Dataset rows describing interfaces
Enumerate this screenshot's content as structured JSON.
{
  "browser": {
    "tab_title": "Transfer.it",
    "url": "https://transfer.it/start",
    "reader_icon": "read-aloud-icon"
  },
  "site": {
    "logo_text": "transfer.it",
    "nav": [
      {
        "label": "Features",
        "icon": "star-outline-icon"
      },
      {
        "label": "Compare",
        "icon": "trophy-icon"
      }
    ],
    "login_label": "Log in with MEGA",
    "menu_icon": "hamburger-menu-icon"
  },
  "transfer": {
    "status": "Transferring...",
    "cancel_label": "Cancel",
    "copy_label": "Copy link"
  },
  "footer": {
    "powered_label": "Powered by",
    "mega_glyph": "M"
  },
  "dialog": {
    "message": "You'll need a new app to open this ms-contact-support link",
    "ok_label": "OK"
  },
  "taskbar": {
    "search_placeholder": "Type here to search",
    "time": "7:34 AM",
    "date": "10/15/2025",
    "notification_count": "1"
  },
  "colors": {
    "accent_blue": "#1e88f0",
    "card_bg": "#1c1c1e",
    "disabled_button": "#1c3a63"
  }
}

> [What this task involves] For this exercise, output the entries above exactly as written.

> [Worked solution]
Enumerate this screenshot's content as structured JSON.
{
  "browser": {
    "tab_title": "Transfer.it",
    "url": "https://transfer.it/start",
    "reader_icon": "read-aloud-icon"
  },
  "site": {
    "logo_text": "transfer.it",
    "nav": [
      {
        "label": "Features",
        "icon": "star-outline-icon"
      },
      {
        "label": "Compare",
        "icon": "trophy-icon"
      }
    ],
    "login_label": "Log in with MEGA",
    "menu_icon": "hamburger-menu-icon"
  },
  "transfer": {
    "status": "Transferring...",
    "cancel_label": "Cancel",
    "copy_label": "Copy link"
  },
  "footer": {
    "powered_label": "Powered by",
    "mega_glyph": "M"
  },
  "dialog": {
    "message": "You'll need a new app to open this ms-contact-support link",
    "ok_label": "OK"
  },
  "taskbar": {
    "search_placeholder": "Type here to search",
    "time": "7:34 AM",
    "date": "10/15/2025",
    "notification_count": "1"
  },
  "colors": {
    "accent_blue": "#1e88f0",
    "card_bg": "#1c1c1e",
    "disabled_button": "#1c3a63"
  }
}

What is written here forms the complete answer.